◆ Data supplied ◆

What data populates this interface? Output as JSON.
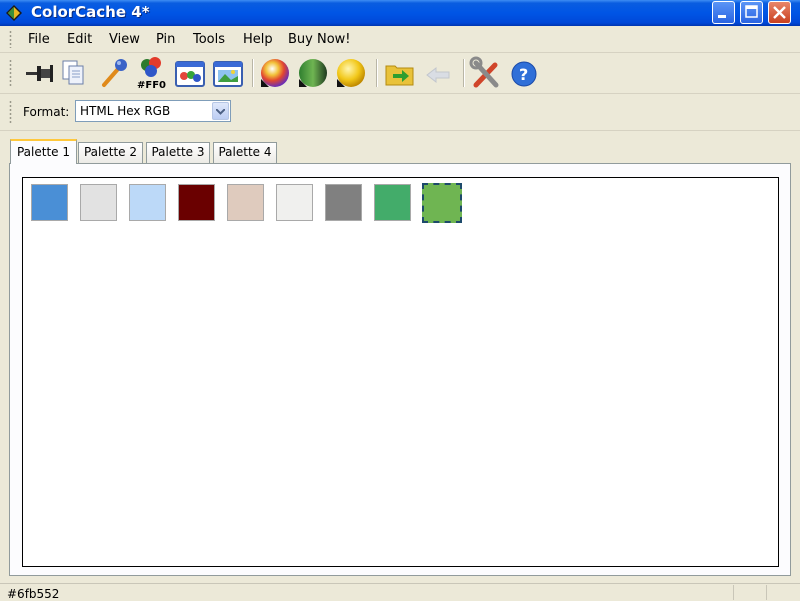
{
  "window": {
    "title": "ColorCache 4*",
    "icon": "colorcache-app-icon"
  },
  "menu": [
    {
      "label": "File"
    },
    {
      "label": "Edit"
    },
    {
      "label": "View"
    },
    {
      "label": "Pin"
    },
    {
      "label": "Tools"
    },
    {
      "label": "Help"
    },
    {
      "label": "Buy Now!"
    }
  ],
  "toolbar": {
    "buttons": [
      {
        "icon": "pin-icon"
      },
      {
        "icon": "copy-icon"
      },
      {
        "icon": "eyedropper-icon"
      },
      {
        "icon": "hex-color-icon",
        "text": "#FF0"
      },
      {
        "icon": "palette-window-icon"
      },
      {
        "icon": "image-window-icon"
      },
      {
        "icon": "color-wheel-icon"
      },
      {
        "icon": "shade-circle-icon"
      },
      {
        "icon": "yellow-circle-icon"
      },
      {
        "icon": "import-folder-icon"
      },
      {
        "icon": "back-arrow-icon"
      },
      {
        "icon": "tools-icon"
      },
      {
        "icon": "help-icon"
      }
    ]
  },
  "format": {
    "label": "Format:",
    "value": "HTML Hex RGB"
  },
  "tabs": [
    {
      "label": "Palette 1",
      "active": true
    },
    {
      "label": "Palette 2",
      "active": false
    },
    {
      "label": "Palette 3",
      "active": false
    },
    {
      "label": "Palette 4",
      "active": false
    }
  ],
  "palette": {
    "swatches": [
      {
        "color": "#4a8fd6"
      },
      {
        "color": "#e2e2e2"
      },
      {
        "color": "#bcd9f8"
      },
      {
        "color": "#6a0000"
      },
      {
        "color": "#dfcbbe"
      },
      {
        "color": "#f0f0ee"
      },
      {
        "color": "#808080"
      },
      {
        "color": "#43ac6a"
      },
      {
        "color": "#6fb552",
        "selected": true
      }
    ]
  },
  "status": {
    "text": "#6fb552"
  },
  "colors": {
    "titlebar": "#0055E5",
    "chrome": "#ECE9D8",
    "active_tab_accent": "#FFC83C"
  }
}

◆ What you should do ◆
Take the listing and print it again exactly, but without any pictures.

◆ Solution for this problem ◆
What data populates this interface? Output as JSON.
{
  "window": {
    "title": "ColorCache 4*",
    "icon": "colorcache-app-icon"
  },
  "menu": [
    {
      "label": "File"
    },
    {
      "label": "Edit"
    },
    {
      "label": "View"
    },
    {
      "label": "Pin"
    },
    {
      "label": "Tools"
    },
    {
      "label": "Help"
    },
    {
      "label": "Buy Now!"
    }
  ],
  "toolbar": {
    "buttons": [
      {
        "icon": "pin-icon"
      },
      {
        "icon": "copy-icon"
      },
      {
        "icon": "eyedropper-icon"
      },
      {
        "icon": "hex-color-icon",
        "text": "#FF0"
      },
      {
        "icon": "palette-window-icon"
      },
      {
        "icon": "image-window-icon"
      },
      {
        "icon": "color-wheel-icon"
      },
      {
        "icon": "shade-circle-icon"
      },
      {
        "icon": "yellow-circle-icon"
      },
      {
        "icon": "import-folder-icon"
      },
      {
        "icon": "back-arrow-icon"
      },
      {
        "icon": "tools-icon"
      },
      {
        "icon": "help-icon"
      }
    ]
  },
  "format": {
    "label": "Format:",
    "value": "HTML Hex RGB"
  },
  "tabs": [
    {
      "label": "Palette 1",
      "active": true
    },
    {
      "label": "Palette 2",
      "active": false
    },
    {
      "label": "Palette 3",
      "active": false
    },
    {
      "label": "Palette 4",
      "active": false
    }
  ],
  "palette": {
    "swatches": [
      {
        "color": "#4a8fd6"
      },
      {
        "color": "#e2e2e2"
      },
      {
        "color": "#bcd9f8"
      },
      {
        "color": "#6a0000"
      },
      {
        "color": "#dfcbbe"
      },
      {
        "color": "#f0f0ee"
      },
      {
        "color": "#808080"
      },
      {
        "color": "#43ac6a"
      },
      {
        "color": "#6fb552",
        "selected": true
      }
    ]
  },
  "status": {
    "text": "#6fb552"
  },
  "colors": {
    "titlebar": "#0055E5",
    "chrome": "#ECE9D8",
    "active_tab_accent": "#FFC83C"
  }
}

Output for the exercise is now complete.